Researchers demonstrate highly replicable efficiency increase in tandem organic photovoltaic devices.
A team of researchers from nanotechnology specialist Nextgen Nano may have found a new way of accelerating the development of high efficiency organic photovoltaic (OPV) technology. Nextgen Nano’s latest research demonstrated that a relatively simple material, HSolar, was widely compatible as an interconnecting layer (ICL) with multiple solar cell materials in tandem solar cells. The material also showed stable performance and high efficiency, which were replicated by several different research groups.
The findings are described in the paper High-performance tandem organic solar cells using HSolar as the interconnecting layer, published in the Advanced Energy Materials journal and featured on the inside cover.
With this research, it is possible for future research groups to fabricate and develop increasingly efficient multi-junction (MJ) OPVs based on the Nextgen Nano team’s recipe. Results of simulations conducted by the team showed that an efficiency greater than 22 per cent could be achieved in the near future based on these findings.
“If we are to truly realise a brighter, more sustainable future, we need to accelerate widespread use of OPV technology,” explained Duncan Clark, director of operations at Nextgen Nano. “Unfortunately, organic solar technology has faced several challenges with the likes of efficiency and replication, which has hindered commercialisation.
“The team at Nextgen Nano has taken a crucial step in addressing these problems by not only demonstrating impressive efficiency in OPVs, but by doing so in a way that is proven to be replicable outside of the core research team.”
The research team was led by Nextgen Nano’s chief technology officer Dr Franky So and research scientist Dr Carr Ho. The researchers first set out to identify means of improving the efficiency of OPVs, which have traditionally been limited by the typically narrow absorption bands of organic semiconductor materials. Many solar cell researchers have tackled this issue in recent years by layering two complementary solar subcells to create MJ, or tandem, OPV devices that can achieve higher efficiencies.
The ICL provides a physical and electrical contact between subcells, and is essential to minimize the energy losses. The efficacy of the ICL is integral to the efficiency and functioning of MJ solar devices. The challenge so far has been selecting and developing an ICL that does not interfere with the layers underneath, allows efficient charge recombination without a loss in open-circuit voltage and produces replicable results.

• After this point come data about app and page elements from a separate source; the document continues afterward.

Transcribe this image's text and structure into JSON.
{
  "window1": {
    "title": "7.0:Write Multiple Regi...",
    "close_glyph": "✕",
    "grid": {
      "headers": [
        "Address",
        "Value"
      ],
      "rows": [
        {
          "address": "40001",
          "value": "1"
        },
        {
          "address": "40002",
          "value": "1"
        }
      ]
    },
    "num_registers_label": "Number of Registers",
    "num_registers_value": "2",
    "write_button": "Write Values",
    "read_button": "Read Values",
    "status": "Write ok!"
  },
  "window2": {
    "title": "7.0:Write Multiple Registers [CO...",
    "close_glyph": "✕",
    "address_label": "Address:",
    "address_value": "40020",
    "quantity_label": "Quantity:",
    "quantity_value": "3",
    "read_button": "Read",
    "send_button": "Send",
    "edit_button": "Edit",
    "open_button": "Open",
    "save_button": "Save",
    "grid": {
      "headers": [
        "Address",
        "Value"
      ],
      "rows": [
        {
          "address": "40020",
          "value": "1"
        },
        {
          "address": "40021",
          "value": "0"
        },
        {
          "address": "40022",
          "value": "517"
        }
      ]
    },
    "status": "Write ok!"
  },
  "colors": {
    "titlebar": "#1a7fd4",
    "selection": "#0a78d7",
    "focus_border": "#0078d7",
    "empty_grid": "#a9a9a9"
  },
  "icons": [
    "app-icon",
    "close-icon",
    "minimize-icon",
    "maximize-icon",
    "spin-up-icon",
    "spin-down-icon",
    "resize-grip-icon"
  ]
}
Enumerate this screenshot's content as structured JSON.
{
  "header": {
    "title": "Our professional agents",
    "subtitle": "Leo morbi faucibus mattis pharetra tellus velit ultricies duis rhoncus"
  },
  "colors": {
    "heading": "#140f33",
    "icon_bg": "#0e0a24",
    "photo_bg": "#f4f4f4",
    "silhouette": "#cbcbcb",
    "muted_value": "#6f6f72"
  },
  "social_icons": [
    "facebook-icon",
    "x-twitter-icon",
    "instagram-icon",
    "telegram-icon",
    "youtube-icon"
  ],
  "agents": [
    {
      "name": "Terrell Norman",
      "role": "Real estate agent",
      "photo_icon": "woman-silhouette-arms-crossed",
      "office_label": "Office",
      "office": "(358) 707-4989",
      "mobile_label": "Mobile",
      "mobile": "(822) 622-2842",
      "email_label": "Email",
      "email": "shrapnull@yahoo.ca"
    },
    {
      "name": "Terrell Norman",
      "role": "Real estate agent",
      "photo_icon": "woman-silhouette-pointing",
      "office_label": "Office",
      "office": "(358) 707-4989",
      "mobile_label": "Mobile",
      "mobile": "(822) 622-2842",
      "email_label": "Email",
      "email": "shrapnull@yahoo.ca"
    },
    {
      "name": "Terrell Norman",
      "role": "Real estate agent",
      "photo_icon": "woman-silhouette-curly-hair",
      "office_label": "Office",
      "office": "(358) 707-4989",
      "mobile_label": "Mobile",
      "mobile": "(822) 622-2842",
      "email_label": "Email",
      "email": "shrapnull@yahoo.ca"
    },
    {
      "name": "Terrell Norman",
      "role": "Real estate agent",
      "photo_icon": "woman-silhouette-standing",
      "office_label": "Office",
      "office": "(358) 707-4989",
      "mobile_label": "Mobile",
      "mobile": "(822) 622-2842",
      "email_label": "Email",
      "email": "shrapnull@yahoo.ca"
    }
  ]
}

In its study, Nextgen Nano’s PolyPower research team demonstrated an ICL formed of a new version of PEDOT:PSS–HTL Solar (HSolar) and Zinc Oxide (ZnO) nanoparticles. This ICL can be produced relatively simply using commercially available raw materials. When tested with two common organic tandem solar cells, the device demonstrated a power conversion efficiency of 14.7 per cent.
The team shared this ICL recipe with other research groups to validate the repeatability of the results, with the other teams achieving similar efficiencies of up to 16.1 per cent. Simulations run by the Nextgen Nano team showed that this could increase to 22 per cent if using state of the art organic photoactive materials as the tandem cells.
Nextgen Nano is focussed on leading research into the use of nanotechnology to pioneer new clean technologies. The company has been working on advancing the development of OPV technology for several years, to support the next generation of flexible, efficient solar panels.